The POLISARIO leaders brought the Moroccan POWs to the Iranian top functionary as a sort of proof of their victory over Morocco. Nejab had spent eight months of the year 1973 in military flight training in southern Teheran, as part of the coordination with the Shah’s regime. For this reason, the POLISARIO leaders brought him to Velayati as one of the Moroccans who had been trained in Iran before the revolution, which kindled the interest of the former Iranian foreign minister, who asked to meet him. He was accompanied by el-Idrissi Bilali, a former POLISARIO foreign representative who would later join Morocco.
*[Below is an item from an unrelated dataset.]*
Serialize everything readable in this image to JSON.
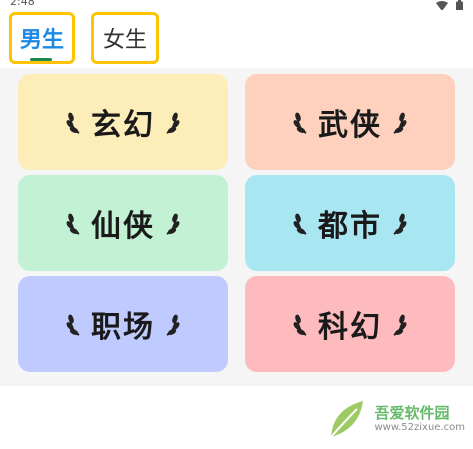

Nejab tells el-Massa’: “When Velayati stood before me he started, without posing any questions, to insult Moroccan institutions and parties and the Moroccan state generally. I lost my cool and cursed at him. One of the men accompanying him told me that we were brothers in religion, to which I responded that I don’t want to be your brother in religion, I want to be your brother in politics. They understood that I wanted to say to him that they should support our position on the Sahara, and I said that if Khomeini is Islam then I will leave Islam. Velayati immediately cut short the visit. As soon as he left the area close to Rabouni (II), and vanished from sight, the POLISARIO men started beating me with kicks and punches, finally leaving me covered in my own blood.”
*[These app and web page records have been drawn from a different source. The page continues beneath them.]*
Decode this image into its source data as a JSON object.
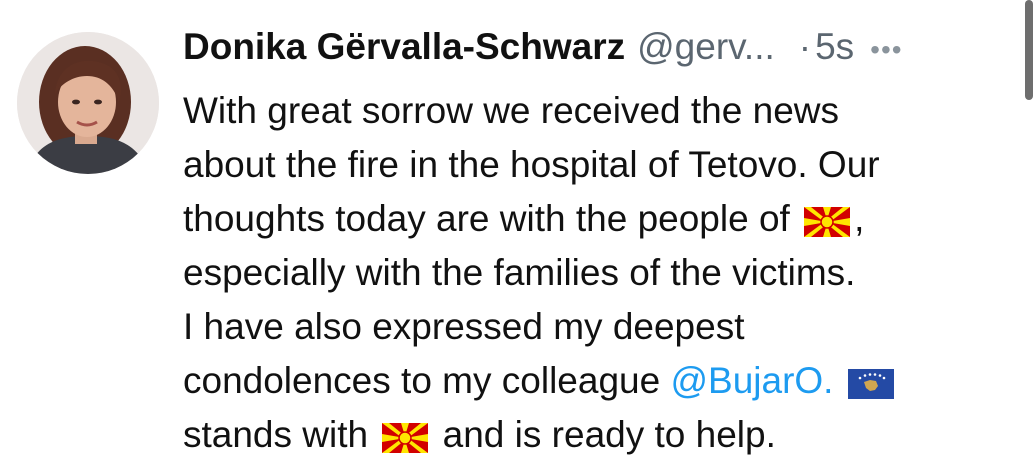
{
  "author": {
    "name": "Donika Gërvalla-Schwarz",
    "handle": "@gerv...",
    "separator": "·",
    "time": "5s"
  },
  "more_label": "•••",
  "tweet": {
    "line1": "With great sorrow we received the news",
    "line2": "about the fire in the hospital of Tetovo. Our",
    "line3_a": "thoughts today are with the people of",
    "line3_b": ",",
    "line4": "especially with the families of the victims.",
    "line5": "I have also expressed my deepest",
    "line6_a": "condolences to my colleague ",
    "mention": "@BujarO.",
    "line7_a": "stands with ",
    "line7_b": " and is ready to help."
  },
  "icons": {
    "avatar": "profile-photo",
    "flag_mk": "north-macedonia-flag",
    "flag_xk": "kosovo-flag"
  },
  "colors": {
    "mention": "#1d9bf0",
    "secondary_text": "#5b6670",
    "text": "#111111"
  }
}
As punishment he was put in solitary confinement next to Ali Jouhar, one of the Moroccan officers that had been captured by POLISARIO. The two remained there for eleven months, given a small piece of dry bread and a litre of water every 24 hours. After that, says Nejabi, a POLISARIO leader asked him to write a two-page letter “condemning Hassan II’s treatment of the Moroccans”, which he refused. He was punished with 48 hours of torture – like Sisyphus in Greek mythology – by an order to move, together with Ali Jouhar, a pile of rocks each weighing about 15 kilograms, a distance of 200 meter. This was in Rabouni, where Nejab spent his POW years in the Hamdi Ba Cheikh center, the main prison center of POLISARIO, known also by the name of the “Red Center” for being built of red mud. (III)
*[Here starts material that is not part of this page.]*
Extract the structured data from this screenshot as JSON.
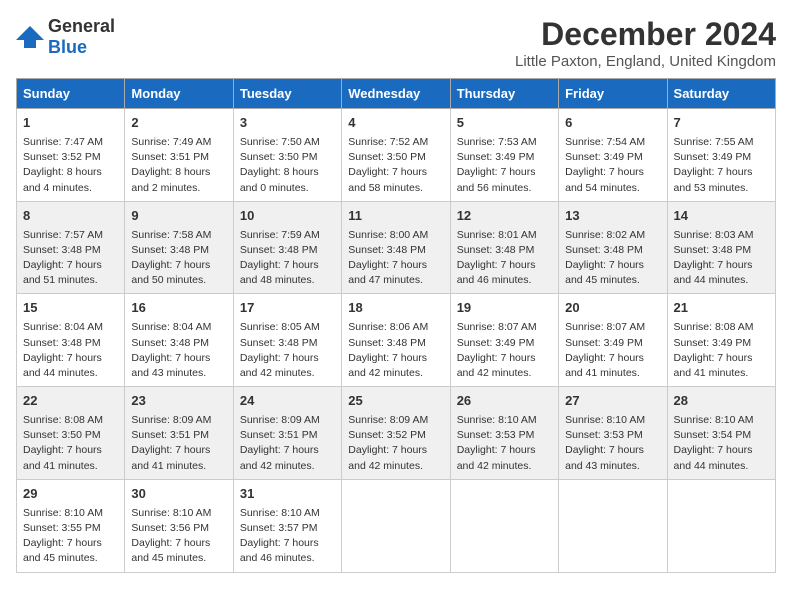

(I) Iran began supporting POLISARIO after the Islamic Revolution in 1979, when the Shah’s regime fell, as part of its break with western-backed Arab states and in line with the new regime’s general support for third world liberation movements. The Shah had had good relations with King Hassan, and lived for some time in Morocco after his downfall, contributing to Iranian ill-will towards Morocco. Iranian support for the Sahrawis was never important, however, essentially some verbal political backing and a formal recognition of the Sahrawi Arab Democratic Republic, their government-in-exile. However, as Iranian politics turned more realist over the 1980s, the distant Western Sahara issue became a function of Teheran’s relations with POLISARIO’s main sponsor, Algeria. Support for POLISARIO therefore ended in 1992-1993 when Iran’s relations with Algeria broke down, after the Algerian military quashed an Islamic electoral win and blamed Iran for supporting Islamist rebels. After Algerian-Iranian ties were restored, Iran has been more or less neutral on the conflict, trying to please both Moroccan and Algerian officials by tailoring their message to the audience.
(II) Rabouni is a base camp in the Tindouf province, serving as the main HQ for POLISARIO and housing various government institutions.
(III) The last Moroccan POWs — originally a couple of thousand — were released by POLISARIO in 2005, following increased attention to their case by human rights groups. Numerous people remain “disappeared” in the conflict, however, the vast majority of them Sahrawi civilians abducted by Moroccan police/army forces in the 1970s and 1980s.